Born in 1976 in Poland, Aneta Regel now lives and works in London, England. Regel’s works are unconventional, anthropomorphic sculptures inspired, almost in equal parts, by human figures and nature. Often autobiographical and outlandish, Regel aims to communicate phases of metamorphosis, conflict, and the passing of time through her pieces and often incorporates other materials besides clay. Her pieces are typically fired several times and she’s been known to include volcanic rocks and feldspars in her creations.
Ramesh Mario Nithiyendran

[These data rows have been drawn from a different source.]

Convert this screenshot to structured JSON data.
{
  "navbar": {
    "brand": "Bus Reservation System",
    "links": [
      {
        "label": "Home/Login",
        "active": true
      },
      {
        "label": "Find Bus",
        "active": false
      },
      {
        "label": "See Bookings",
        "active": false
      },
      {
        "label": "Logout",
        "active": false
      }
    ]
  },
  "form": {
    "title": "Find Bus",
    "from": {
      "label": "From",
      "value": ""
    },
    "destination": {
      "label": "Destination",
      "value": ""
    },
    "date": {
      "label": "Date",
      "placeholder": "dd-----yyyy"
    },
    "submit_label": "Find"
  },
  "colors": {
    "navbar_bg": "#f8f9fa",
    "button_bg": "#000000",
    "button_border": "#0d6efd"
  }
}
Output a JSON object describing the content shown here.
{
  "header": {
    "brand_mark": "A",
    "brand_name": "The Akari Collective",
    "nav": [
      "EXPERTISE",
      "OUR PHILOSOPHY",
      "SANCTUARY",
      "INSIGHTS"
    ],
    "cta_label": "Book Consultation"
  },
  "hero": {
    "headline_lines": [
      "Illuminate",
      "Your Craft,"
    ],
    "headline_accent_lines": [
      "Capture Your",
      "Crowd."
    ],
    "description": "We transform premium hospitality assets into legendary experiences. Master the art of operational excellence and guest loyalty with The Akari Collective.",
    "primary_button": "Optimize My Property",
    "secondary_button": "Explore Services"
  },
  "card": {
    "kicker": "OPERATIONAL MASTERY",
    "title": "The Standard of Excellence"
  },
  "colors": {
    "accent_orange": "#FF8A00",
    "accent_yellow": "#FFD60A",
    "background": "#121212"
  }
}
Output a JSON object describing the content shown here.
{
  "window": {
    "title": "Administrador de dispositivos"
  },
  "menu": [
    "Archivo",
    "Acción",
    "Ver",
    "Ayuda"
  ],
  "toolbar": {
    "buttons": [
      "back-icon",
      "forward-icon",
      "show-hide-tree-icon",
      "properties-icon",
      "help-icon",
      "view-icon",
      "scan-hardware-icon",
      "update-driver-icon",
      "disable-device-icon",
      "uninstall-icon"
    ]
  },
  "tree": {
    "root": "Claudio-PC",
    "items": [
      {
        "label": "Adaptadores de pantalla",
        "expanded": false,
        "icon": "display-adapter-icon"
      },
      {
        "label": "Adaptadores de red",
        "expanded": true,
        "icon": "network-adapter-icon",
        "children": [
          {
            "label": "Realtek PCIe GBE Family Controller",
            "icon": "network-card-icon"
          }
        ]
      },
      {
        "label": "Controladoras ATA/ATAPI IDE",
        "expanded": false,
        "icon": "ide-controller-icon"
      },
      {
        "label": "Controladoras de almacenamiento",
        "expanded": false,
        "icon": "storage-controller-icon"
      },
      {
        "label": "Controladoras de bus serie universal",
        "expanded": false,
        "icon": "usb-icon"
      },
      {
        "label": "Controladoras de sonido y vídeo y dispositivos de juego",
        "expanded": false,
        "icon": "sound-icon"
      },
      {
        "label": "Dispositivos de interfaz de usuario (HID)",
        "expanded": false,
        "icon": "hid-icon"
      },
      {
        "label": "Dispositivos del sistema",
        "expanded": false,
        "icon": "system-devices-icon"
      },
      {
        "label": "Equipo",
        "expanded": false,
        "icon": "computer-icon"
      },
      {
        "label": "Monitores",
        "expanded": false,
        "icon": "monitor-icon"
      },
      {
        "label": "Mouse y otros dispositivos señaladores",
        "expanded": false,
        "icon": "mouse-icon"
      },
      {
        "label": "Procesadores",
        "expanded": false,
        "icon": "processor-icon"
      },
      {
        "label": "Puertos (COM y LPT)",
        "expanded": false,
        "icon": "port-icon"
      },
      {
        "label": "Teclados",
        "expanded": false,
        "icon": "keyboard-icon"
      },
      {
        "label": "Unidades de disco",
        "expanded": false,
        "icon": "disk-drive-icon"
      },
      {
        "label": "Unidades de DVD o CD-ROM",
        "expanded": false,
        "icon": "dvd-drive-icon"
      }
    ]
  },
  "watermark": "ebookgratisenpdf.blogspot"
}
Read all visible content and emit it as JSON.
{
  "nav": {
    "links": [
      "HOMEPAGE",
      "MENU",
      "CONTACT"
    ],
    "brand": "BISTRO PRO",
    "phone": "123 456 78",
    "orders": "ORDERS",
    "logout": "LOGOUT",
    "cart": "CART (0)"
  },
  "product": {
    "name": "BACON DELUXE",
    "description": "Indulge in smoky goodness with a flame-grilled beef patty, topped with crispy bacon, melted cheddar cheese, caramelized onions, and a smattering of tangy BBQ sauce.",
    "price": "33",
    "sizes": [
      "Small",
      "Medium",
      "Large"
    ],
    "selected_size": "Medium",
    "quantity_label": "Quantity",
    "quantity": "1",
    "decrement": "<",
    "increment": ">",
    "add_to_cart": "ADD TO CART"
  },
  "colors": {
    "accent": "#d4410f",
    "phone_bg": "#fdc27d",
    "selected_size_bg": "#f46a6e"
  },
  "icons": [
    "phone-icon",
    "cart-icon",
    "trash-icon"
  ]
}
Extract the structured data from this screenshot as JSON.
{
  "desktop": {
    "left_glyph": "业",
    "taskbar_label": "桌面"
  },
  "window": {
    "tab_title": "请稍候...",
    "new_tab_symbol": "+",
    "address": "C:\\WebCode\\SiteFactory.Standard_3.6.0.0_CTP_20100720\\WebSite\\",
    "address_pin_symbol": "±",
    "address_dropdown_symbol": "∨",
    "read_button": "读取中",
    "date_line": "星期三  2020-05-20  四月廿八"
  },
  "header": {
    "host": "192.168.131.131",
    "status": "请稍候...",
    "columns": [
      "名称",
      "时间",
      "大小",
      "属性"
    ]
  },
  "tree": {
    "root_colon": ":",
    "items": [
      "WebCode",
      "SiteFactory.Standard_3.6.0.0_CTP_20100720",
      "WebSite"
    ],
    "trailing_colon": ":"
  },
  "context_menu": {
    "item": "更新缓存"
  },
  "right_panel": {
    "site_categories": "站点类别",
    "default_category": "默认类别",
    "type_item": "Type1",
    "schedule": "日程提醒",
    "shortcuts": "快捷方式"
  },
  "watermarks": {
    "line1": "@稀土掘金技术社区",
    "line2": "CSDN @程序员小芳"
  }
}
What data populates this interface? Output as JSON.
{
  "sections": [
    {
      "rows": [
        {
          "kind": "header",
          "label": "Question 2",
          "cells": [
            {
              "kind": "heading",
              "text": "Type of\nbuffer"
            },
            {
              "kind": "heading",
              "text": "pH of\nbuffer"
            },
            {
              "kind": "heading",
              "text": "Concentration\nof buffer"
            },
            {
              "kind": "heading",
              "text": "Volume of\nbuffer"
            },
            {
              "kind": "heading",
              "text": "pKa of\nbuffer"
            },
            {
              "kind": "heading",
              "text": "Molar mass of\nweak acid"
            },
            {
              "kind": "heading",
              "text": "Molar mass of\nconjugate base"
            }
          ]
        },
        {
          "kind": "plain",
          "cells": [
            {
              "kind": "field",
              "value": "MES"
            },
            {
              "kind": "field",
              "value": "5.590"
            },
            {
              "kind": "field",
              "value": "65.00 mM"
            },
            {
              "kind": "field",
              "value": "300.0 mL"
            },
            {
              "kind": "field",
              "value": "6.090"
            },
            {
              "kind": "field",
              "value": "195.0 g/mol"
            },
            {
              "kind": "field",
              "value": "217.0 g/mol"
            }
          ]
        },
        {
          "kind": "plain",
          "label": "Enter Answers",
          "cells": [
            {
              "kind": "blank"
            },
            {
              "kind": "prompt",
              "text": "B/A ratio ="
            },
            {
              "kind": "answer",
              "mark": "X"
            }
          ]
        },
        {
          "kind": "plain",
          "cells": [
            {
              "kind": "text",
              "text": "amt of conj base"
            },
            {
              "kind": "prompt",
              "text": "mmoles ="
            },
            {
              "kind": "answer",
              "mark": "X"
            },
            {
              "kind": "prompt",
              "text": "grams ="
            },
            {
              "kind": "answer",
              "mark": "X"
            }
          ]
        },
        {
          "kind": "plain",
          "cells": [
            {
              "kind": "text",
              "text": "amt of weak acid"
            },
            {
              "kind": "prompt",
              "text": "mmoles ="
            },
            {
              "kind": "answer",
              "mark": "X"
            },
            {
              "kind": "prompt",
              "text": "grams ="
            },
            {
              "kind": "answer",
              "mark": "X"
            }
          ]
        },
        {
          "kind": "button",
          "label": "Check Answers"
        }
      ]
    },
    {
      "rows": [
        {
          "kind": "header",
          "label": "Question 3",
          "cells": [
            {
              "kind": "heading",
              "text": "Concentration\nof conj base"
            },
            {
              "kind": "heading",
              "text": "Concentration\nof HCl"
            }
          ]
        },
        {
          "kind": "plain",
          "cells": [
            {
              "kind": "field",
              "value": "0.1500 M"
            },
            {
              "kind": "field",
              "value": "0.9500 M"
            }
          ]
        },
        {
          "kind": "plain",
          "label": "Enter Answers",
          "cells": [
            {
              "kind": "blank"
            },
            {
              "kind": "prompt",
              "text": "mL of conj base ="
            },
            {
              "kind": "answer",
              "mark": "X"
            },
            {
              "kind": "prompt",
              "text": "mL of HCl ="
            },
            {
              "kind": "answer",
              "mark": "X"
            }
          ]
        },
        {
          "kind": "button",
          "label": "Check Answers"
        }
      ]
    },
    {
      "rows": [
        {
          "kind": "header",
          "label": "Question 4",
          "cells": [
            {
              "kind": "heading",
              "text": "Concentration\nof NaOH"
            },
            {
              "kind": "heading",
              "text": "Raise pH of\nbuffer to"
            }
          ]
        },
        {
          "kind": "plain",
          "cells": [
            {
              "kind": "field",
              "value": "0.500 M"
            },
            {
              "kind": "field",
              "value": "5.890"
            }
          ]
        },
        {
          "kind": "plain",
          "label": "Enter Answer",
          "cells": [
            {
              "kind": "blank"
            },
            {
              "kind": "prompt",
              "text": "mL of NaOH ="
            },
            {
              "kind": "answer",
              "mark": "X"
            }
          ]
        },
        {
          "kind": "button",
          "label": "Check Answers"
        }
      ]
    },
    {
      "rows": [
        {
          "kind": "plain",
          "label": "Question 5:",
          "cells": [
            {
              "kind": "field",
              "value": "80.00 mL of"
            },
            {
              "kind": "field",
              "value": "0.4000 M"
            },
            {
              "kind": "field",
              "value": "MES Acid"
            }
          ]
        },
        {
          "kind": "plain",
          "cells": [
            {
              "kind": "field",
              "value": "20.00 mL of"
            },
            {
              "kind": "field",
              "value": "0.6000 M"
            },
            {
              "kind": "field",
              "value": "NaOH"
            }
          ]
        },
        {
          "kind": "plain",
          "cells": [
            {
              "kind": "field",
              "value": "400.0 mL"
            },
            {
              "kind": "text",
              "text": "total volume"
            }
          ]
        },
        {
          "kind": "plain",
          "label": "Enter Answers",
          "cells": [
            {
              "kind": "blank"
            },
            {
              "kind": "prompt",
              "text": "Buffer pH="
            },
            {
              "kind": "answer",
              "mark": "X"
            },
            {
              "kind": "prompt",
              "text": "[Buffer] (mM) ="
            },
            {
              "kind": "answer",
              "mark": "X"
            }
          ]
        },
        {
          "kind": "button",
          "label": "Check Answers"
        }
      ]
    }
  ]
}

Born in 1988 in Colombo, Sri Lanka, Ramesh Mario Nithiyendran now lives and works in Sydney, Australia. Nithiyendran’s unconventional figures and totemic sculptures aim to explore organised religion and sexuality and are often finished with human hair, fake teeth, spray paint, and resin. Drawing on his Christian and Hindu background, Nithiyendran takes a philosophical approach to his work and believes that the many histories associated with the materials allows one to engage with the past, present, and future. His approach is made even more unusual by the fact that he’s developed some unorthodox practises such as creating separate pieces which are assembled after firing.
Born in 1978 in Ngobozana, South Africa, Andile Dyalvane now lives and works in Cape Town, creating large-scale hand-built lamps, tables, and other furniture. Through embracing the natural elements of earth, water, air, and fire, Dyalvane’s works are characterised by intricate surfaces with incised shapes inspired by Xhosa traditions such as scarification.